These media dinners come with fixed menus; not much leeway in what we can order. Though, generally speaking, the selections are the best ones from the house menu. I sat at a cozy round corner table with Fox and NBC news personalities, ironically sporting a very Havana-esque fedora; perfect for the venue. Completely delighted in my company, we all decided to order everything off the menu and just share. Worked for me.
The way in which everyone devoured the seafood appetizer platter in front of us, left me wanting to abandon my religious beliefs for the moment. But, I took simple joy in watching them fight for the last piece of crawfish remoulade. I opted for the ponchatoula strawberry salad, which I found easy enough to make at home, if I figured out how to reverse engineer the champagne buttermilk dressing that topped it. Silky smoothness for sure. For our main course, it seemed though there was only one thing on the menu, as everyone except for two of us went for the country fried chicken. Being from DC, that’s not something so akin to our palates, so again, I entertained something more familiar. Call it boring, but I’m always good for some fish.

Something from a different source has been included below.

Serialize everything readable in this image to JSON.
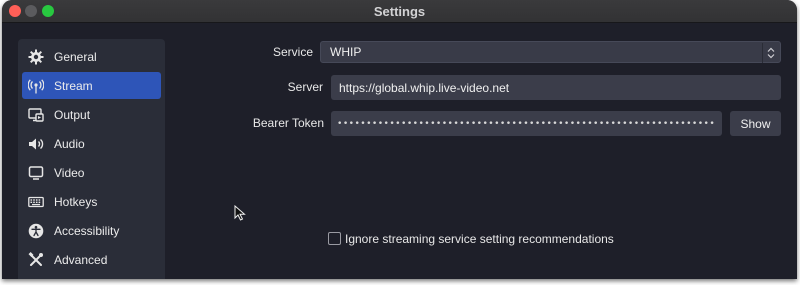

The gulf fish panzanella was juicy to point and light enough to make room for my favorite part of dinner: dessert. But, I had to have grits, too.
Parish has seemingly gone through managerial changes, leading up to what is now a must go-to spot in the Va Highlands district of Atlanta. It offers bar, dining and the quaint Market place. Go downstairs, below the main dining room and order gourmet sandwiches and soups. If not in a hurry, sit at the 20-head communal table and sip on hops paired with cheese and homemade bread. There are sundries for you take home if you’re eager to experience a bit of Parish at home. Having no basis for comparing the old Parish with the new and improved, I’m glad I didn’t experience what was there before. Anything less than what I sensed, would have required a second visit before I penned this review. The general vibe is to offer great food and allow the diner to leave with a sense of life! Very much like my Latin at-home culture! The culinary point of view (cheesy, right?) is what I consider American fusion with a cajun twist, though coupled with their mission and aesthetic appeal, it felt far more like an upscale Cuban restaurant than old Southern. I met the new Executive Chef, Nick Melvin, a New Orleans native. Young and bashful, he accepted the accolades dished to him. It was obvious his is a passionate and honest approach to using fresh and locally grown food.

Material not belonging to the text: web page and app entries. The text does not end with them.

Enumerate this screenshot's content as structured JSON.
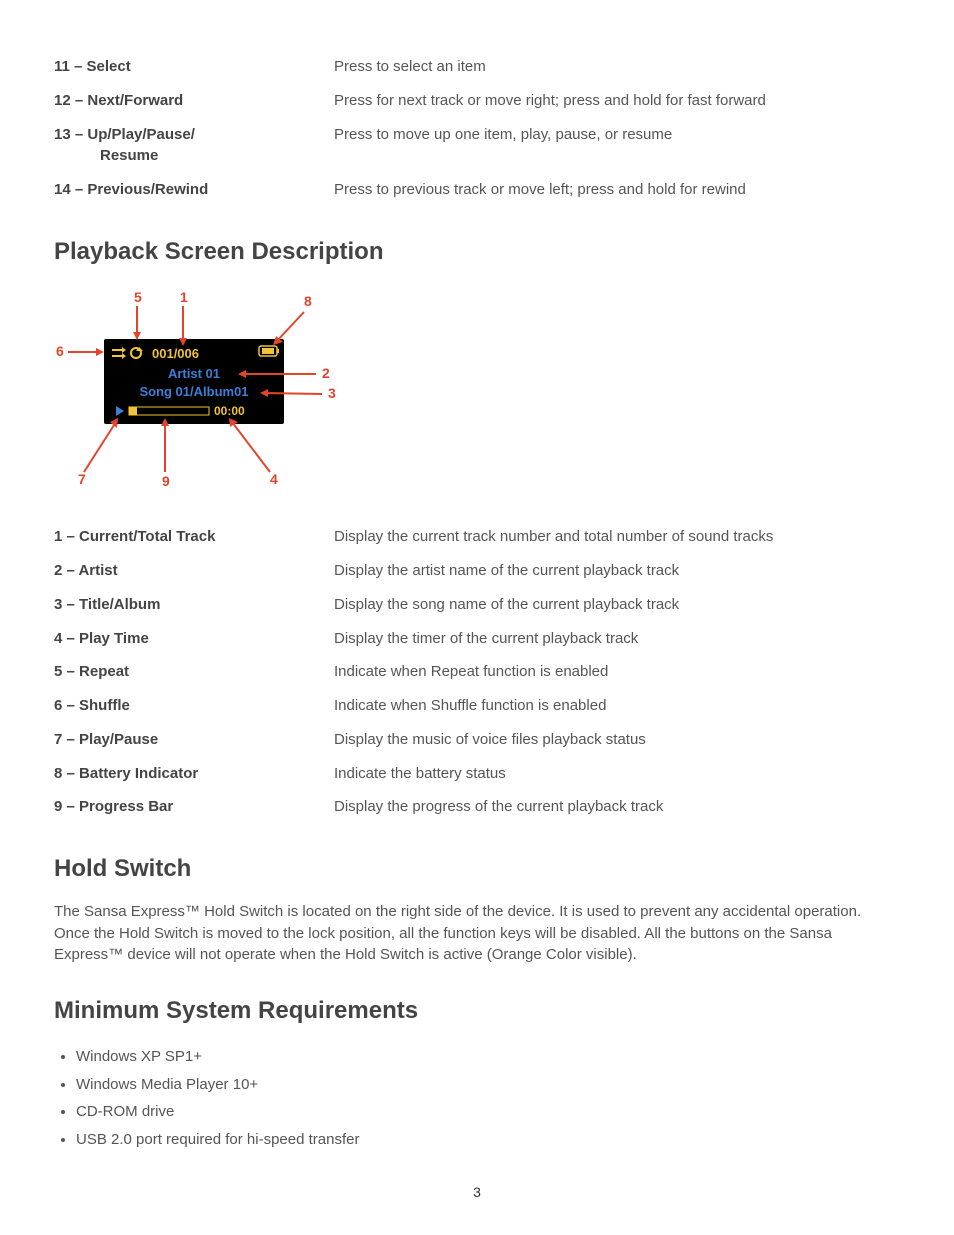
{
  "controls": [
    {
      "term": "11 – Select",
      "desc": "Press to select an item"
    },
    {
      "term": "12 – Next/Forward",
      "desc": "Press for next track or move right; press and hold for fast forward"
    },
    {
      "term": "13 – Up/Play/Pause/",
      "term2": "Resume",
      "desc": "Press to move up one item, play, pause, or resume"
    },
    {
      "term": "14 – Previous/Rewind",
      "desc": "Press to previous track or move left; press and hold for rewind"
    }
  ],
  "heading_playback": "Playback Screen Description",
  "diagram": {
    "callouts": {
      "1": "1",
      "2": "2",
      "3": "3",
      "4": "4",
      "5": "5",
      "6": "6",
      "7": "7",
      "8": "8",
      "9": "9"
    },
    "track_counter": "001/006",
    "artist": "Artist 01",
    "title": "Song 01/Album01",
    "time": "00:00"
  },
  "playback_items": [
    {
      "term": "1 – Current/Total Track",
      "desc": "Display the current track number and total number of sound tracks"
    },
    {
      "term": "2 – Artist",
      "desc": "Display the artist name of the current playback track"
    },
    {
      "term": "3 – Title/Album",
      "desc": "Display the song name of the current playback track"
    },
    {
      "term": "4 – Play Time",
      "desc": "Display the timer of the current playback track"
    },
    {
      "term": "5 – Repeat",
      "desc": "Indicate when Repeat function is enabled"
    },
    {
      "term": "6 – Shuffle",
      "desc": "Indicate when Shuffle function is enabled"
    },
    {
      "term": "7 – Play/Pause",
      "desc": "Display the music of voice files playback status"
    },
    {
      "term": "8 – Battery Indicator",
      "desc": "Indicate the battery status"
    },
    {
      "term": "9 – Progress Bar",
      "desc": "Display the progress of the current playback track"
    }
  ],
  "heading_hold": "Hold Switch",
  "hold_text": "The Sansa Express™ Hold Switch is located on the right side of the device.  It is used to prevent any accidental operation.  Once the Hold Switch is moved to the lock position, all the function keys will be disabled.  All the buttons on the Sansa Express™ device will not operate when the Hold Switch is active (Orange Color visible).",
  "heading_req": "Minimum System Requirements",
  "requirements": [
    "Windows XP SP1+",
    "Windows Media Player 10+",
    "CD-ROM drive",
    "USB 2.0 port required for hi-speed transfer"
  ],
  "page_number": "3"
}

(Troy Wells and me)
(Top down clockwise: savory crawfish & chicken cheesecake, bbq shrimp, Marketplace wine & cheese, Market communal table, Creole steak, round corner table where I sat, bar interior. Photo credit: Our Labor of Love for Reynolds Group)
There was not a disappointing element on that Tuesday night. I made one big mistake, though. Staying consistent with my ordering practices, I went against the tables’ choice and had the strawberry rhubarb crisp, while everyone else indulged in the banana foster bread pudding. Major fail. I hastily bit into my sweet decadence amidst everyone else having oral explosions. I took a spoonful of my friend Evelyn’s share and was done. I gently scooted the bitter rhubarb to center table and hailed the server.
Morning table-talk at my place has never been so sweet!
|240 North Highland Avenue: Atlanta: GA 30307|
P: 404.681.44324 | web:parishatl.comDinner: $12-$27; Dessert:$7
Wear jeans and a loose top with open toe shoes. Fedoras and cigars are very appropriate.
What NOT to wear: Over the top dressy. Sweats might be pushing it, too, though flip flops for the Market are acceptable.
Last Visit: July 2009
Eat well, love unapologetically, pray with true intention, and take care of yourself.